■ WHAT THIS TASK INVOLVES
Give back all the data below exactly as it is shown.

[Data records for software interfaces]
Segment Open

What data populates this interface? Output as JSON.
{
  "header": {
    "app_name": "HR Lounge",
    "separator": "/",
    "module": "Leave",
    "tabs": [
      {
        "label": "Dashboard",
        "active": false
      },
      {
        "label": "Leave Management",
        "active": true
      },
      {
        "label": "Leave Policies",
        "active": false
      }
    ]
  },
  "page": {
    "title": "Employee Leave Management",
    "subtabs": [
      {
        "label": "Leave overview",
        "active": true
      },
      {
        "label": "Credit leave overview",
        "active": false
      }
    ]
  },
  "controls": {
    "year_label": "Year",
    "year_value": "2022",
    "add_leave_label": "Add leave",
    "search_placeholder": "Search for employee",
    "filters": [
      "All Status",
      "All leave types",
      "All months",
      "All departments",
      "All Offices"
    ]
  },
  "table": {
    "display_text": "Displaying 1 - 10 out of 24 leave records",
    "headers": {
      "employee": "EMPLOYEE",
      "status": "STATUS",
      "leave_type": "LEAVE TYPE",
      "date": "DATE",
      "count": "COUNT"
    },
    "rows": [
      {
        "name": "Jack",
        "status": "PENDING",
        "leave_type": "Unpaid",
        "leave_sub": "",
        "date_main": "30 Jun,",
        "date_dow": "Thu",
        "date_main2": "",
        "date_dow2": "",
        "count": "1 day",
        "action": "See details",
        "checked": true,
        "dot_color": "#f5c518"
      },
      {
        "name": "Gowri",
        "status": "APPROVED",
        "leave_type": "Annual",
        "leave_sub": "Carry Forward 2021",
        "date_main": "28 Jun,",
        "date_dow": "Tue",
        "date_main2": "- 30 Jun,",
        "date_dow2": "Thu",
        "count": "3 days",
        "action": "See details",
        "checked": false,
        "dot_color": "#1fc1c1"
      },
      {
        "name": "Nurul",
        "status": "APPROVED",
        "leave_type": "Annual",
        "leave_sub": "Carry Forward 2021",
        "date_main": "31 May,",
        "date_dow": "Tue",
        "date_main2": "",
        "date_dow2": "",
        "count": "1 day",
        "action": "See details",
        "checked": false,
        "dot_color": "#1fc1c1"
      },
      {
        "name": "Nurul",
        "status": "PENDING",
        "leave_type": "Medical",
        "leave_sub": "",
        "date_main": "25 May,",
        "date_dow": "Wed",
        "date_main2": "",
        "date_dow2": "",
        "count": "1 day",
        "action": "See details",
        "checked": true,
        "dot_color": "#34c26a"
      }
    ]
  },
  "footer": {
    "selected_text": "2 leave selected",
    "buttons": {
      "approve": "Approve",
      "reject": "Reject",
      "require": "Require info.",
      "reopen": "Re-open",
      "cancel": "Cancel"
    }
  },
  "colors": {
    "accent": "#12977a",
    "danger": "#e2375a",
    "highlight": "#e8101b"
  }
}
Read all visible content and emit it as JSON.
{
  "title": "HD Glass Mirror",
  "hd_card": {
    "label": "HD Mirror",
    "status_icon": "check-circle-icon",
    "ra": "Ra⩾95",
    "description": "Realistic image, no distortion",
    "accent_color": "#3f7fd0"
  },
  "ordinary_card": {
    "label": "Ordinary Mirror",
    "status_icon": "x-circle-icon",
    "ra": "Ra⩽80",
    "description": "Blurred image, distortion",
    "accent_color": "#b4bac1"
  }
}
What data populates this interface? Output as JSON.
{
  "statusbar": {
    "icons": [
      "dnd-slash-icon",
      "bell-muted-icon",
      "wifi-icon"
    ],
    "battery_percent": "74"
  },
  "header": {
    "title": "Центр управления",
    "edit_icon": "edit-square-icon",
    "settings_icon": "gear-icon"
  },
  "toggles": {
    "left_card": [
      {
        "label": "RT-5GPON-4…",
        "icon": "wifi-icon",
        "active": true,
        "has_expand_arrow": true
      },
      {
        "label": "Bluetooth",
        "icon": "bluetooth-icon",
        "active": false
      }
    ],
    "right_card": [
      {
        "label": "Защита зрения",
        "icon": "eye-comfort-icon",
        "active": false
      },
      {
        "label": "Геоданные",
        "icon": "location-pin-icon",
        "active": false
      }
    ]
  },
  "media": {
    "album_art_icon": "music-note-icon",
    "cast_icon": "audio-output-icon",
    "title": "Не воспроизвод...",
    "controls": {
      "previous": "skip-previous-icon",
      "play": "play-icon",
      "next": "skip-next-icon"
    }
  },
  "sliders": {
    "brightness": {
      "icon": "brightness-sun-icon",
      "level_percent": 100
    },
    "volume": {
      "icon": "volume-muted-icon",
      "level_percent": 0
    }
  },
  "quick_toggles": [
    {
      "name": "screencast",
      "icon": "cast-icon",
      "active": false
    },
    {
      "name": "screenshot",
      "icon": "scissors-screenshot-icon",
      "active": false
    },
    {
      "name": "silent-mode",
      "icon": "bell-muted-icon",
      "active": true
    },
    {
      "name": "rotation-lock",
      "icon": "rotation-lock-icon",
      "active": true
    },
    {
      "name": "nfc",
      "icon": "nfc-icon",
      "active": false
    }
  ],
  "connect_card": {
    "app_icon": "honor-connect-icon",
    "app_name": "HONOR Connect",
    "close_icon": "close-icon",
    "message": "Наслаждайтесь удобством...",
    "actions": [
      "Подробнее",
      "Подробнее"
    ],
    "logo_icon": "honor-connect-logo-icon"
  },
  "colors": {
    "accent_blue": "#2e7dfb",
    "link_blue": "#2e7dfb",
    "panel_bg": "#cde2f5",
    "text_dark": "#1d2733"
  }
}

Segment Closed

■ ANSWER SPACE
What data populates this interface? Output as JSON.
{
  "header": {
    "app_name": "HR Lounge",
    "separator": "/",
    "module": "Leave",
    "tabs": [
      {
        "label": "Dashboard",
        "active": false
      },
      {
        "label": "Leave Management",
        "active": true
      },
      {
        "label": "Leave Policies",
        "active": false
      }
    ]
  },
  "page": {
    "title": "Employee Leave Management",
    "subtabs": [
      {
        "label": "Leave overview",
        "active": true
      },
      {
        "label": "Credit leave overview",
        "active": false
      }
    ]
  },
  "controls": {
    "year_label": "Year",
    "year_value": "2022",
    "add_leave_label": "Add leave",
    "search_placeholder": "Search for employee",
    "filters": [
      "All Status",
      "All leave types",
      "All months",
      "All departments",
      "All Offices"
    ]
  },
  "table": {
    "display_text": "Displaying 1 - 10 out of 24 leave records",
    "headers": {
      "employee": "EMPLOYEE",
      "status": "STATUS",
      "leave_type": "LEAVE TYPE",
      "date": "DATE",
      "count": "COUNT"
    },
    "rows": [
      {
        "name": "Jack",
        "status": "PENDING",
        "leave_type": "Unpaid",
        "leave_sub": "",
        "date_main": "30 Jun,",
        "date_dow": "Thu",
        "date_main2": "",
        "date_dow2": "",
        "count": "1 day",
        "action": "See details",
        "checked": true,
        "dot_color": "#f5c518"
      },
      {
        "name": "Gowri",
        "status": "APPROVED",
        "leave_type": "Annual",
        "leave_sub": "Carry Forward 2021",
        "date_main": "28 Jun,",
        "date_dow": "Tue",
        "date_main2": "- 30 Jun,",
        "date_dow2": "Thu",
        "count": "3 days",
        "action": "See details",
        "checked": false,
        "dot_color": "#1fc1c1"
      },
      {
        "name": "Nurul",
        "status": "APPROVED",
        "leave_type": "Annual",
        "leave_sub": "Carry Forward 2021",
        "date_main": "31 May,",
        "date_dow": "Tue",
        "date_main2": "",
        "date_dow2": "",
        "count": "1 day",
        "action": "See details",
        "checked": false,
        "dot_color": "#1fc1c1"
      },
      {
        "name": "Nurul",
        "status": "PENDING",
        "leave_type": "Medical",
        "leave_sub": "",
        "date_main": "25 May,",
        "date_dow": "Wed",
        "date_main2": "",
        "date_dow2": "",
        "count": "1 day",
        "action": "See details",
        "checked": true,
        "dot_color": "#34c26a"
      }
    ]
  },
  "footer": {
    "selected_text": "2 leave selected",
    "buttons": {
      "approve": "Approve",
      "reject": "Reject",
      "require": "Require info.",
      "reopen": "Re-open",
      "cancel": "Cancel"
    }
  },
  "colors": {
    "accent": "#12977a",
    "danger": "#e2375a",
    "highlight": "#e8101b"
  }
}
Read all visible content and emit it as JSON.
{
  "title": "HD Glass Mirror",
  "hd_card": {
    "label": "HD Mirror",
    "status_icon": "check-circle-icon",
    "ra": "Ra⩾95",
    "description": "Realistic image, no distortion",
    "accent_color": "#3f7fd0"
  },
  "ordinary_card": {
    "label": "Ordinary Mirror",
    "status_icon": "x-circle-icon",
    "ra": "Ra⩽80",
    "description": "Blurred image, distortion",
    "accent_color": "#b4bac1"
  }
}
What data populates this interface? Output as JSON.
{
  "statusbar": {
    "icons": [
      "dnd-slash-icon",
      "bell-muted-icon",
      "wifi-icon"
    ],
    "battery_percent": "74"
  },
  "header": {
    "title": "Центр управления",
    "edit_icon": "edit-square-icon",
    "settings_icon": "gear-icon"
  },
  "toggles": {
    "left_card": [
      {
        "label": "RT-5GPON-4…",
        "icon": "wifi-icon",
        "active": true,
        "has_expand_arrow": true
      },
      {
        "label": "Bluetooth",
        "icon": "bluetooth-icon",
        "active": false
      }
    ],
    "right_card": [
      {
        "label": "Защита зрения",
        "icon": "eye-comfort-icon",
        "active": false
      },
      {
        "label": "Геоданные",
        "icon": "location-pin-icon",
        "active": false
      }
    ]
  },
  "media": {
    "album_art_icon": "music-note-icon",
    "cast_icon": "audio-output-icon",
    "title": "Не воспроизвод...",
    "controls": {
      "previous": "skip-previous-icon",
      "play": "play-icon",
      "next": "skip-next-icon"
    }
  },
  "sliders": {
    "brightness": {
      "icon": "brightness-sun-icon",
      "level_percent": 100
    },
    "volume": {
      "icon": "volume-muted-icon",
      "level_percent": 0
    }
  },
  "quick_toggles": [
    {
      "name": "screencast",
      "icon": "cast-icon",
      "active": false
    },
    {
      "name": "screenshot",
      "icon": "scissors-screenshot-icon",
      "active": false
    },
    {
      "name": "silent-mode",
      "icon": "bell-muted-icon",
      "active": true
    },
    {
      "name": "rotation-lock",
      "icon": "rotation-lock-icon",
      "active": true
    },
    {
      "name": "nfc",
      "icon": "nfc-icon",
      "active": false
    }
  ],
  "connect_card": {
    "app_icon": "honor-connect-icon",
    "app_name": "HONOR Connect",
    "close_icon": "close-icon",
    "message": "Наслаждайтесь удобством...",
    "actions": [
      "Подробнее",
      "Подробнее"
    ],
    "logo_icon": "honor-connect-logo-icon"
  },
  "colors": {
    "accent_blue": "#2e7dfb",
    "link_blue": "#2e7dfb",
    "panel_bg": "#cde2f5",
    "text_dark": "#1d2733"
  }
}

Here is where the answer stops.